Since the Yale National Initiative began its work in 2005, hundreds of teaching units have been prepared by scores of teachers on countless themes. The volumes containing the teaching units are a treasure trove of ideas and procedures for teaching English, History, Social Studies, Languages, the Arts, Mathematics, and Science in elementary, middle, and high schools. A list of these volumes appears on the Directory of Volumes page of this website. The very bulk of the material, however, made it somewhat tiresome to search through all the volumes to unearth the gems of special interest to the searcher. Therefore, in the fall of 2019, James Vivian, Director of the Initiative, commissioned the preparation of a topical index to all units written from 2005 through 2019. All the units written annually thereafter will be added. The result of that commission appears in this online index.
First a defining word or two and then a suggestion about using the index.
Each teaching unit is designated by three two-digit numbers. For example, the form "04.01.09" refers to the year the unit was written (2004), the volume number (1) for the seminar in which the unit was developed, and the chapter (9) in that volume where the unit appears. The indexers decided not to indicate whether the units were primarily for elementary school, middle school, or for high school classes. It has seemed - and teachers have often said - that a great many of the units, regardless of their originally intended audience, are readily adaptable for use across a wide range of grades.
To make the index easier to use, four typefaces differentiate among main categories and their subheadings. Major headings appear in large boldface type; minor headings are in italics; first subheadings are in standard typeface; and second subheadings are in bold italic type. An example is provided below:
Slavery and Reconstruction
14.01.09 Pain to Pride: A Visual Journey of African American Life in 19th Century Richmond, VA

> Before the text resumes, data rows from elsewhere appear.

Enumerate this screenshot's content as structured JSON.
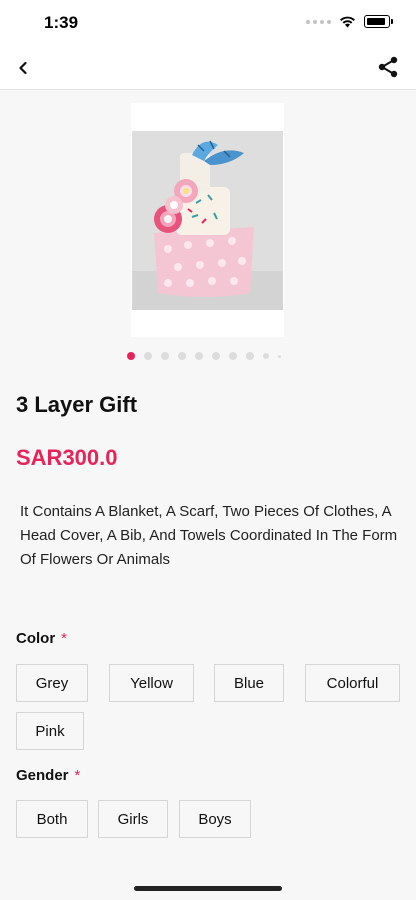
{
  "status_bar": {
    "time": "1:39"
  },
  "icons": {
    "back": "chevron-left-icon",
    "share": "share-icon",
    "wifi": "wifi-icon",
    "battery": "battery-icon"
  },
  "colors": {
    "accent": "#e5245a",
    "background": "#f7f7f7",
    "border": "#d6d6d6"
  },
  "gallery": {
    "image_count": 10,
    "active_index": 0
  },
  "product": {
    "title": "3 Layer Gift",
    "price": "SAR300.0",
    "description": "It Contains A Blanket, A Scarf, Two Pieces Of Clothes, A Head Cover, A Bib, And Towels Coordinated In The Form Of Flowers Or Animals"
  },
  "options": {
    "color": {
      "label": "Color",
      "required_mark": "*",
      "values": [
        "Grey",
        "Yellow",
        "Blue",
        "Colorful",
        "Pink"
      ]
    },
    "gender": {
      "label": "Gender",
      "required_mark": "*",
      "values": [
        "Both",
        "Girls",
        "Boys"
      ]
    }
  }
}
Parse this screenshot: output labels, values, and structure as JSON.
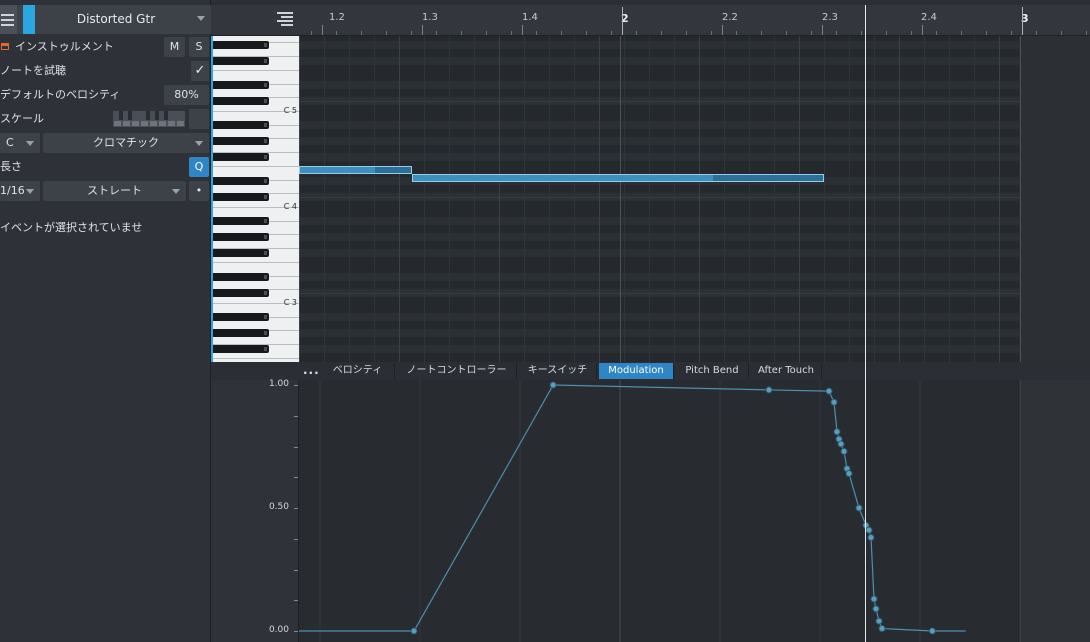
{
  "track": {
    "name": "Distorted Gtr",
    "color": "#2aa6e0"
  },
  "inspector": {
    "instrument_label": "インストゥルメント",
    "mute_label": "M",
    "solo_label": "S",
    "audition_label": "ノートを試聴",
    "audition_checked": "✓",
    "velocity_label": "デフォルトのベロシティ",
    "velocity_value": "80%",
    "scale_label": "スケール",
    "key_value": "C",
    "scale_value": "クロマチック",
    "length_label": "長さ",
    "quantize_label": "Q",
    "length_value": "1/16",
    "length_mode": "ストレート",
    "dot_label": "•",
    "no_event_msg": "イベントが選択されていませ"
  },
  "ruler": {
    "labels": [
      "1.2",
      "1.3",
      "1.4",
      "2",
      "2.2",
      "2.3",
      "2.4",
      "3"
    ]
  },
  "keyboard": {
    "octave_labels": [
      "C 5",
      "C 4",
      "C 3"
    ]
  },
  "controller_tabs": {
    "more": "...",
    "items": [
      "ベロシティ",
      "ノートコントローラー",
      "キースイッチ",
      "Modulation",
      "Pitch Bend",
      "After Touch"
    ],
    "active_index": 3
  },
  "controller_axis": {
    "labels": [
      "1.00",
      "0.50",
      "0.00"
    ]
  },
  "colors": {
    "accent": "#2f86c6",
    "note_fill": "#3e8fbd",
    "instrument_icon": "#e26a2c",
    "automation_line": "#4c8fae"
  },
  "icons": {
    "menu": "hamburger-menu-icon",
    "instrument": "keyboard-instrument-icon",
    "ruler_tool": "lane-layout-icon",
    "check": "checkmark-icon"
  },
  "notes": [
    {
      "start": 1.2,
      "end": 1.3125,
      "fill_end": 1.275
    },
    {
      "start": 1.3125,
      "end": 2.325,
      "fill_end": 2.2125
    }
  ],
  "modulation": {
    "points": [
      [
        1.2,
        0.0
      ],
      [
        1.315,
        0.0
      ],
      [
        1.725,
        1.0
      ],
      [
        2.27,
        0.98
      ],
      [
        2.33,
        0.975
      ],
      [
        2.335,
        0.93
      ],
      [
        2.338,
        0.81
      ],
      [
        2.34,
        0.78
      ],
      [
        2.342,
        0.76
      ],
      [
        2.345,
        0.73
      ],
      [
        2.348,
        0.66
      ],
      [
        2.35,
        0.64
      ],
      [
        2.36,
        0.5
      ],
      [
        2.367,
        0.43
      ],
      [
        2.37,
        0.41
      ],
      [
        2.372,
        0.38
      ],
      [
        2.375,
        0.13
      ],
      [
        2.377,
        0.09
      ],
      [
        2.38,
        0.04
      ],
      [
        2.383,
        0.01
      ],
      [
        2.6,
        0.0
      ],
      [
        2.8,
        0.0
      ]
    ]
  }
}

Some major categories are lengthy. Therefore the reader may sometimes need to scroll through preceding entries to find the major heading.
Now a suggestion. No index can be prepared to everyone's satisfaction, especially with regard to the number of specific topical entries and with regard to cross-referencing. The index that follows has assumed an open and explorative reader. We urge the users of the index to take an open attitude in searching the index for units of interest to them. The alternative would be an index so long and cumbersome as seriously to reduce its usefulness.